Sixth: Unbound is not a long-term solution. We needed a caching resolver for FreeBSD 10 and decided to use Unbound because it’s fairly mature and we know it well, but it is a stopgap measure to address the DNSSEC issue while we work on a long-term solution. For FreeBSD 11, we see DNS as only one of several services provided by the Capsicum service daemon called Casper; no decision has yet been made as to which validating resolver library Casper will use as its back-end. In any case, we will continue to provide both authoritative nameserver daemons and caching resolver daemons, such as BIND, NSD, Unbound DNSMasq etc. through the ports system, which can provide better support, access to newer versions, and faster updates than we can in the base system.

Finally, I should add that the ISC has supported the FreeBSD project for many years, both directly and indirectly.
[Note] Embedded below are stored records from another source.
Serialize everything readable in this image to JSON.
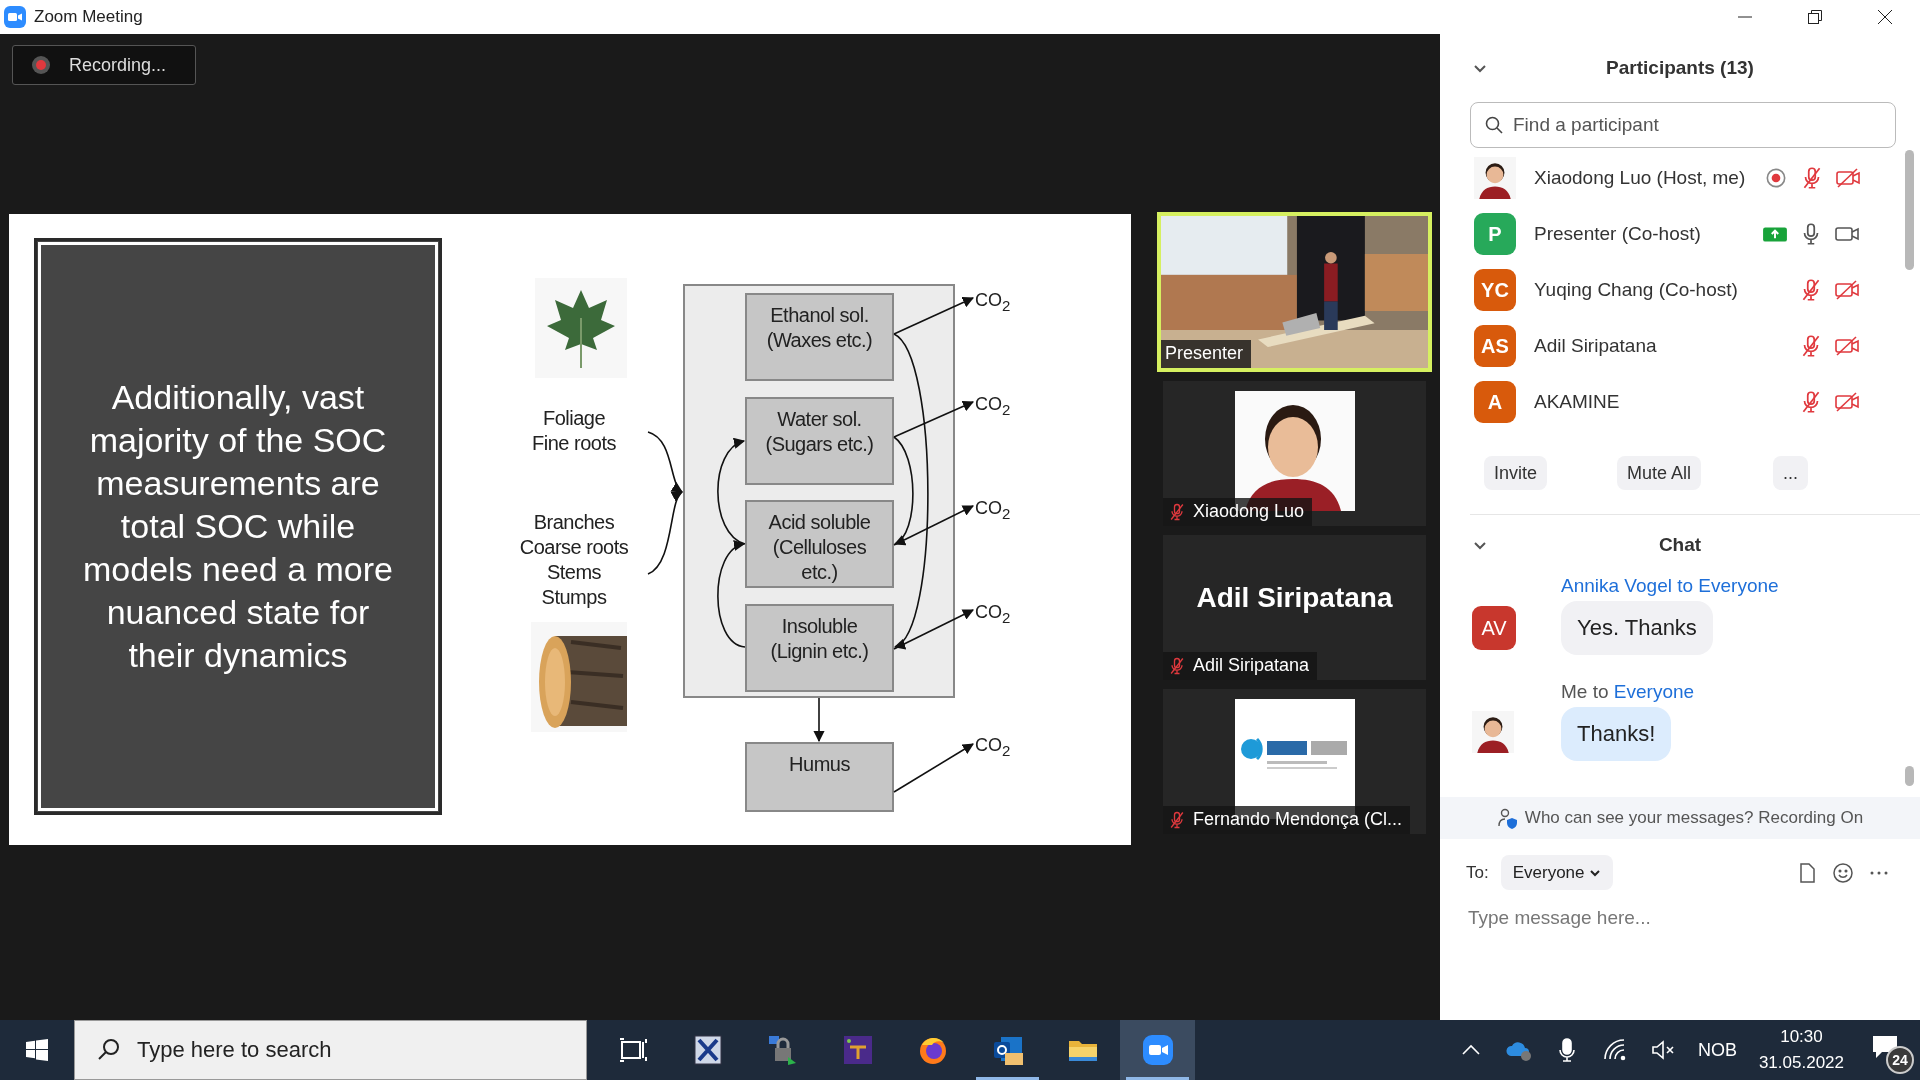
{
  "window": {
    "title": "Zoom Meeting"
  },
  "recording_badge": {
    "label": "Recording..."
  },
  "slide": {
    "text": "Additionally, vast majority of the SOC measurements are total SOC while models need a more nuanced state for their dynamics",
    "inputs": [
      {
        "label": "Foliage\nFine roots"
      },
      {
        "label": "Branches\nCoarse roots\nStems\nStumps"
      }
    ],
    "pools": [
      {
        "label": "Ethanol sol.\n(Waxes etc.)"
      },
      {
        "label": "Water sol.\n(Sugars etc.)"
      },
      {
        "label": "Acid soluble\n(Celluloses\netc.)"
      },
      {
        "label": "Insoluble\n(Lignin etc.)"
      }
    ],
    "humus": "Humus",
    "outputs": [
      "CO$_{2}$",
      "CO$_{2}$",
      "CO$_{2}$",
      "CO$_{2}$",
      "CO$_{2}$"
    ]
  },
  "video_tiles": [
    {
      "kind": "video",
      "label": "Presenter",
      "speaking": true,
      "muted": false
    },
    {
      "label": "Xiaodong Luo",
      "speaking": false,
      "muted": true
    },
    {
      "kind": "name",
      "display_name": "Adil Siripatana",
      "label": "Adil Siripatana",
      "speaking": false,
      "muted": true
    },
    {
      "kind": "logo",
      "label": "Fernando Mendonça (Cl...",
      "speaking": false,
      "muted": true
    }
  ],
  "participants": {
    "title": "Participants (13)",
    "search": {
      "placeholder": "Find a participant"
    },
    "items": [
      {
        "name": "Xiaodong Luo (Host, me)",
        "recording": true,
        "sharing": false,
        "mic_muted": true,
        "video_off": true
      },
      {
        "kind": "initials",
        "initials": "P",
        "color": "#27a95a",
        "name": "Presenter (Co-host)",
        "recording": false,
        "sharing": true,
        "mic_muted": false,
        "video_off": false
      },
      {
        "kind": "initials",
        "initials": "YC",
        "color": "#d85a0c",
        "name": "Yuqing Chang (Co-host)",
        "recording": false,
        "sharing": false,
        "mic_muted": true,
        "video_off": true
      },
      {
        "kind": "initials",
        "initials": "AS",
        "color": "#d85a0c",
        "name": "Adil Siripatana",
        "recording": false,
        "sharing": false,
        "mic_muted": true,
        "video_off": true
      },
      {
        "kind": "initials",
        "initials": "A",
        "color": "#d85a0c",
        "name": "AKAMINE",
        "recording": false,
        "sharing": false,
        "mic_muted": true,
        "video_off": true
      }
    ],
    "buttons": [
      "Invite",
      "Mute All",
      "..."
    ]
  },
  "chat": {
    "title": "Chat",
    "messages": [
      {
        "kind": "initials",
        "initials": "AV",
        "color": "#c8372d",
        "from": "Annika Vogel",
        "connector": "to",
        "recipient": "Everyone",
        "text": "Yes. Thanks",
        "mine": false
      },
      {
        "from": "Me",
        "connector": "to",
        "recipient": "Everyone",
        "text": "Thanks!",
        "mine": true
      }
    ],
    "notice": "Who can see your messages? Recording On",
    "to_label": "To:",
    "recipient": "Everyone",
    "placeholder": "Type message here..."
  },
  "taskbar": {
    "search_placeholder": "Type here to search",
    "apps": [
      {
        "kind": "task_view",
        "running": false,
        "active": false
      },
      {
        "kind": "xserver",
        "running": false,
        "active": false
      },
      {
        "kind": "vpn",
        "running": false,
        "active": false
      },
      {
        "kind": "tex",
        "running": false,
        "active": false
      },
      {
        "kind": "firefox",
        "running": false,
        "active": false
      },
      {
        "kind": "outlook",
        "running": true,
        "active": false
      },
      {
        "kind": "explorer",
        "running": false,
        "active": false
      },
      {
        "kind": "zoom",
        "running": true,
        "active": true
      }
    ],
    "language": "NOB",
    "time": "10:30",
    "date": "31.05.2022",
    "notifications": "24"
  }
}
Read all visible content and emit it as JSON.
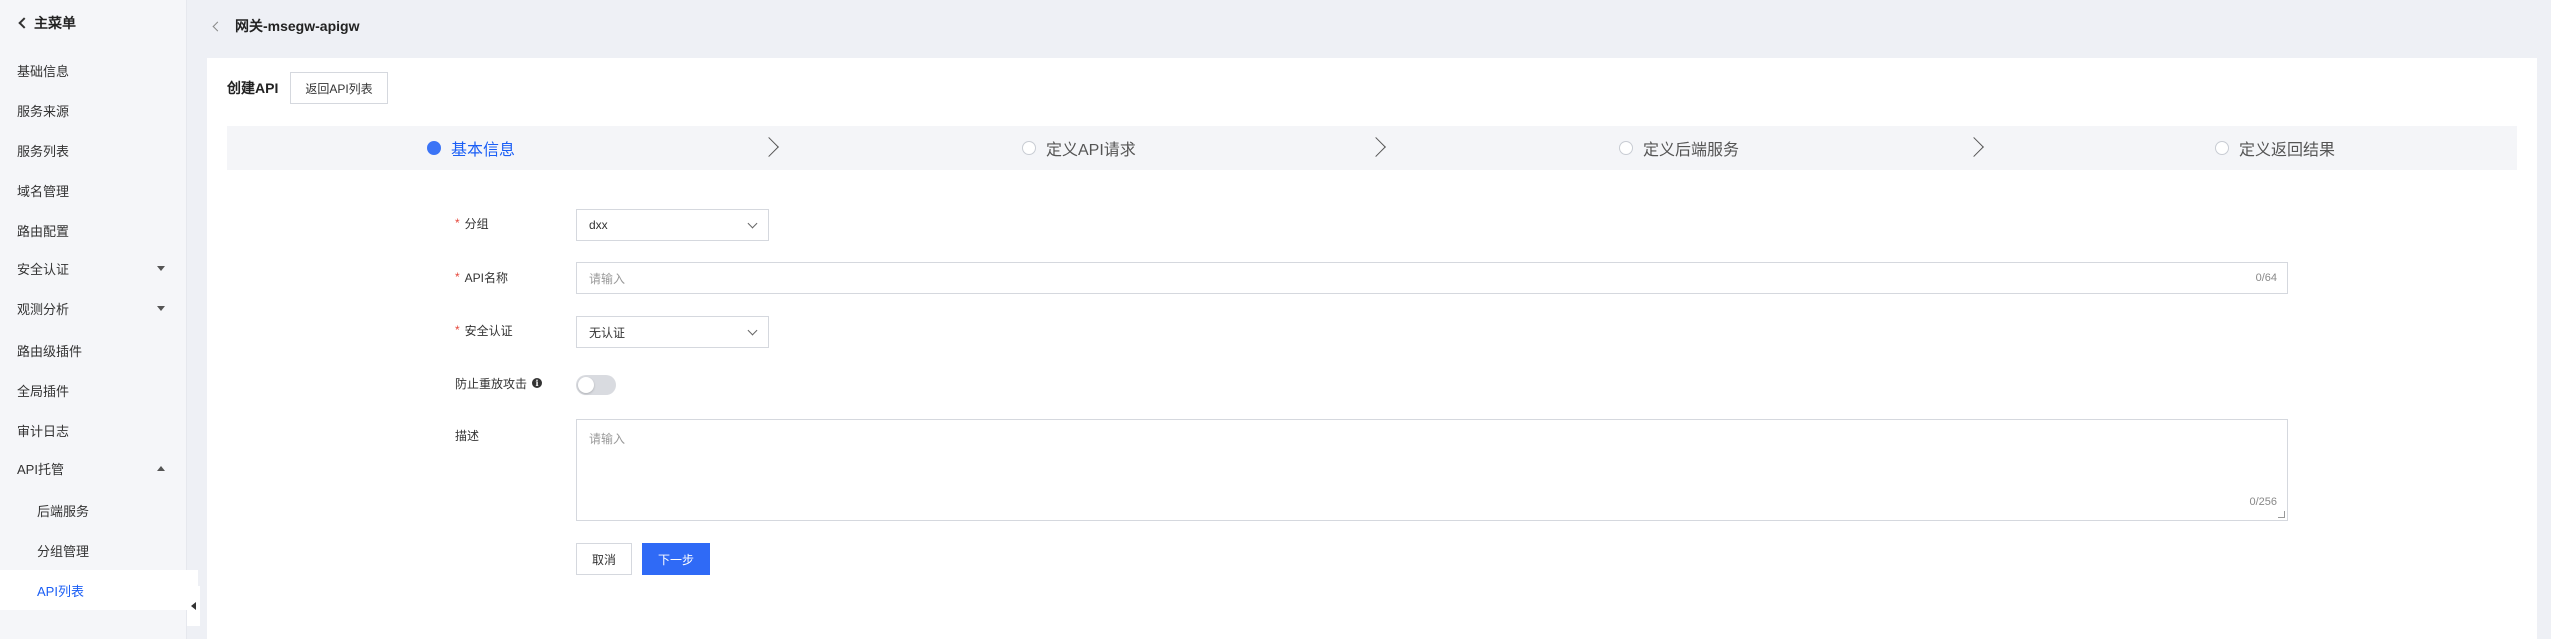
{
  "sidebar": {
    "title": "主菜单",
    "items": [
      {
        "label": "基础信息"
      },
      {
        "label": "服务来源"
      },
      {
        "label": "服务列表"
      },
      {
        "label": "域名管理"
      },
      {
        "label": "路由配置"
      },
      {
        "label": "安全认证"
      },
      {
        "label": "观测分析"
      },
      {
        "label": "路由级插件"
      },
      {
        "label": "全局插件"
      },
      {
        "label": "审计日志"
      },
      {
        "label": "API托管"
      },
      {
        "label": "后端服务"
      },
      {
        "label": "分组管理"
      },
      {
        "label": "API列表"
      }
    ]
  },
  "header": {
    "title": "网关-msegw-apigw"
  },
  "card": {
    "title": "创建API",
    "return_label": "返回API列表"
  },
  "steps": [
    {
      "label": "基本信息"
    },
    {
      "label": "定义API请求"
    },
    {
      "label": "定义后端服务"
    },
    {
      "label": "定义返回结果"
    }
  ],
  "form": {
    "group_label": "分组",
    "group_value": "dxx",
    "name_label": "API名称",
    "name_placeholder": "请输入",
    "name_counter": "0/64",
    "auth_label": "安全认证",
    "auth_value": "无认证",
    "replay_label": "防止重放攻击",
    "replay_enabled": false,
    "desc_label": "描述",
    "desc_placeholder": "请输入",
    "desc_counter": "0/256",
    "info_glyph": "i"
  },
  "actions": {
    "cancel_label": "取消",
    "next_label": "下一步"
  },
  "colors": {
    "accent": "#2f6af6",
    "required": "#e5473b",
    "background": "#eef0f5"
  }
}
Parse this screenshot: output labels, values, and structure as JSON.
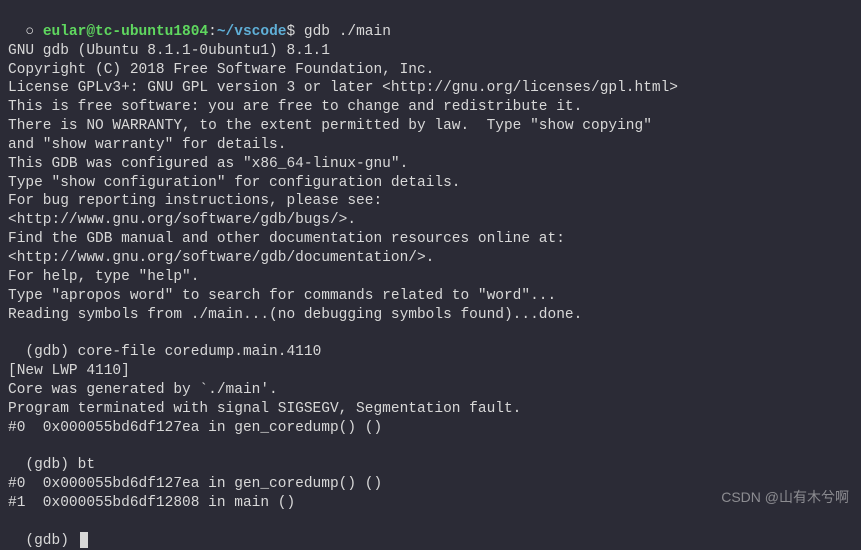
{
  "prompt": {
    "bullet": "○ ",
    "user": "eular",
    "at": "@",
    "host": "tc-ubuntu1804",
    "colon": ":",
    "path": "~/vscode",
    "dollar": "$ ",
    "command": "gdb ./main"
  },
  "output": {
    "l0": "GNU gdb (Ubuntu 8.1.1-0ubuntu1) 8.1.1",
    "l1": "Copyright (C) 2018 Free Software Foundation, Inc.",
    "l2": "License GPLv3+: GNU GPL version 3 or later <http://gnu.org/licenses/gpl.html>",
    "l3": "This is free software: you are free to change and redistribute it.",
    "l4": "There is NO WARRANTY, to the extent permitted by law.  Type \"show copying\"",
    "l5": "and \"show warranty\" for details.",
    "l6": "This GDB was configured as \"x86_64-linux-gnu\".",
    "l7": "Type \"show configuration\" for configuration details.",
    "l8": "For bug reporting instructions, please see:",
    "l9": "<http://www.gnu.org/software/gdb/bugs/>.",
    "l10": "Find the GDB manual and other documentation resources online at:",
    "l11": "<http://www.gnu.org/software/gdb/documentation/>.",
    "l12": "For help, type \"help\".",
    "l13": "Type \"apropos word\" to search for commands related to \"word\"...",
    "l14": "Reading symbols from ./main...(no debugging symbols found)...done."
  },
  "gdb": {
    "cmd1_prompt": "(gdb) ",
    "cmd1": "core-file coredump.main.4110",
    "o1": "[New LWP 4110]",
    "o2": "Core was generated by `./main'.",
    "o3": "Program terminated with signal SIGSEGV, Segmentation fault.",
    "o4": "#0  0x000055bd6df127ea in gen_coredump() ()",
    "cmd2_prompt": "(gdb) ",
    "cmd2": "bt",
    "o5": "#0  0x000055bd6df127ea in gen_coredump() ()",
    "o6": "#1  0x000055bd6df12808 in main ()",
    "cmd3_prompt": "(gdb) "
  },
  "watermark": "CSDN @山有木兮啊"
}
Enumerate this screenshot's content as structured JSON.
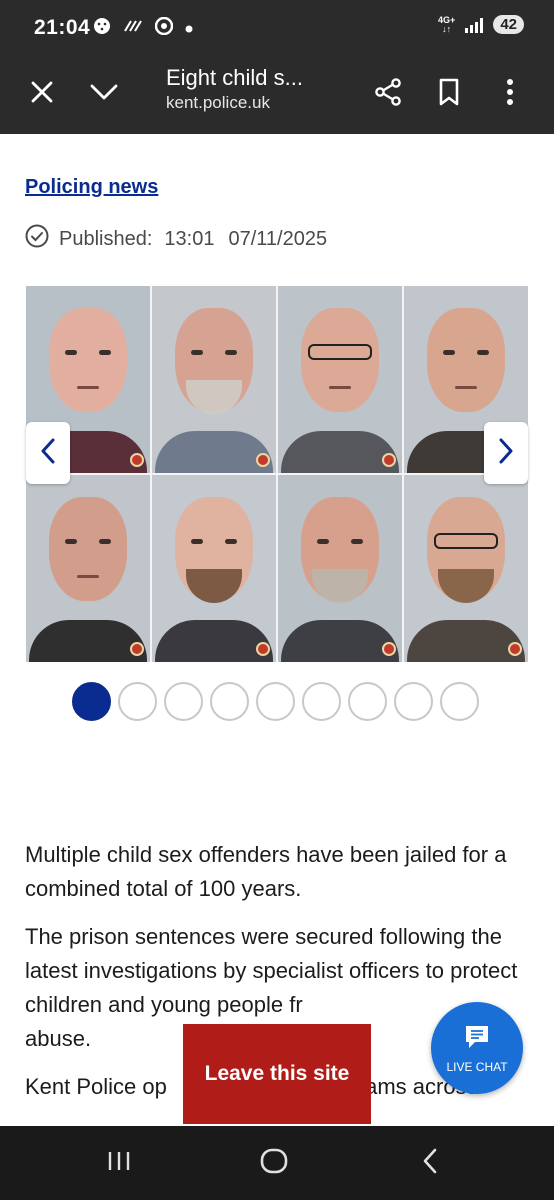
{
  "status_bar": {
    "time": "21:04",
    "network": "4G+",
    "battery": "42",
    "icons": [
      "notification-icon",
      "wifi-calling-icon",
      "chrome-icon",
      "dot-icon"
    ]
  },
  "toolbar": {
    "title": "Eight child s...",
    "domain": "kent.police.uk",
    "icons": [
      "close-icon",
      "chevron-down-icon",
      "share-icon",
      "bookmark-icon",
      "more-vert-icon"
    ]
  },
  "article_meta": {
    "category_link": "Policing news",
    "published_label": "Published:",
    "published_time": "13:01",
    "published_date": "07/11/2025"
  },
  "gallery": {
    "slides_total": 9,
    "active_slide": 1,
    "photo_count": 8
  },
  "article": {
    "paragraphs": [
      "Multiple child sex offenders have been jailed for a combined total of 100 years.",
      "The prison sentences were secured following the latest investigations by specialist officers to protect children and young people fr",
      "Kent Police op"
    ],
    "para2_tail": "abuse.",
    "para3_tail": "eams across"
  },
  "overlays": {
    "leave_site": "Leave this site",
    "live_chat": "LIVE CHAT"
  },
  "colors": {
    "link": "#0a2b8f",
    "leave_button": "#b01c17",
    "chat_button": "#1a6fd6",
    "toolbar": "#2b2b2b"
  }
}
Although I haven’t been directly involved in that part of the project, I’m very grateful for their contribution and bear no ill will against them, and I was very unhappy to see my previous post misconstrued as an attack against BIND and the ISC.

DNS in FreeBSD 10

Yesterday, I wrote about the local caching resolver we now have in FreeBSD 10. I’ve fielded quite a few questions about it (in email and on IRC), and I realized that although this has been discussed and planned for a long time, most people outside the 50 or so developers who attended one or both of the last two Cambridge summits (201208 and 201308) were not aware of it, and may not understand the motivation.

There are two parts to this. The first is that BIND is a support headache with frequent security advisories and a lifecycle that aligns poorly with our release schedule, so we end up having to support FreeBSD releases containing a discontinued version of BIND. The second part is the rapidly increasing adoption of DNSSEC, which requires a caching DNSSEC-aware resolver both for performance reasons (DNSSEC validation is time-consuming) and to avoid having to implement DNSSEC validation in the libc resolver.

We could have solved the DNSSEC issue by configuring BIND as a local caching resolver, but for the reasons mentioned above, we really want to remove BIND from the base system; hence the adoption of a lightweight caching resolver. An additional benefit of importing LDNS (which is a prerequisite for Unbound) is that OpenSSH can now validate SSHFP records.

Note that the dns/unbound port is not going away, and that users who want to run Unbound as a caching resolver for an entire network rather than just a single machine have the option of either moving their configuration into /var/unbound/unbound.conf, or running the base and port versions side-by-side. This should not be a problem as long as the port version doesn’t try to listen on or ::1.

I’d like to add that since my previous post on the subject, and with the help of readers, developers and users, I have identified and corrected several issues with the initial commit

  • /etc/unbound is now a symlink to /var/unbound. My original intention was to have the configuration files in /etc/unbound and the root anchor, unbound-control keys etc. in /var/unbound, but the daemon needs to access both locations at run-time, not just on start-up, so they must all be inside the chroot. Running the daemon un-chrooted is, of course, out of the question.
  • The init script ordering has been amended so the local_unbound service now starts before most (hopefully all) services that need functioning DNS.
  • resolvconf(8) is now blocked from updating /etc/resolv.conf to avoid failing over from the DNSSEC-aware local resolver to a potentially non-DNSSEC-aware remote resolver in the event of a request returning an invalid record.
  • The configure command line and date / time are no longer included in the binary.

Finally, I just flipped the switch so that BIND is now disabled by default and the LDNS utilities are enabled. The BIND_UTILS and LDNS_UTILS build options are mutually exclusive; in hindsight, I should probably have built and installed the new host(1) as ldns-host(1) so both options could have been enabled at the same time. We don’t yet have a dig(1) wrapper for drill(1), so host(1) is the only actual conflict.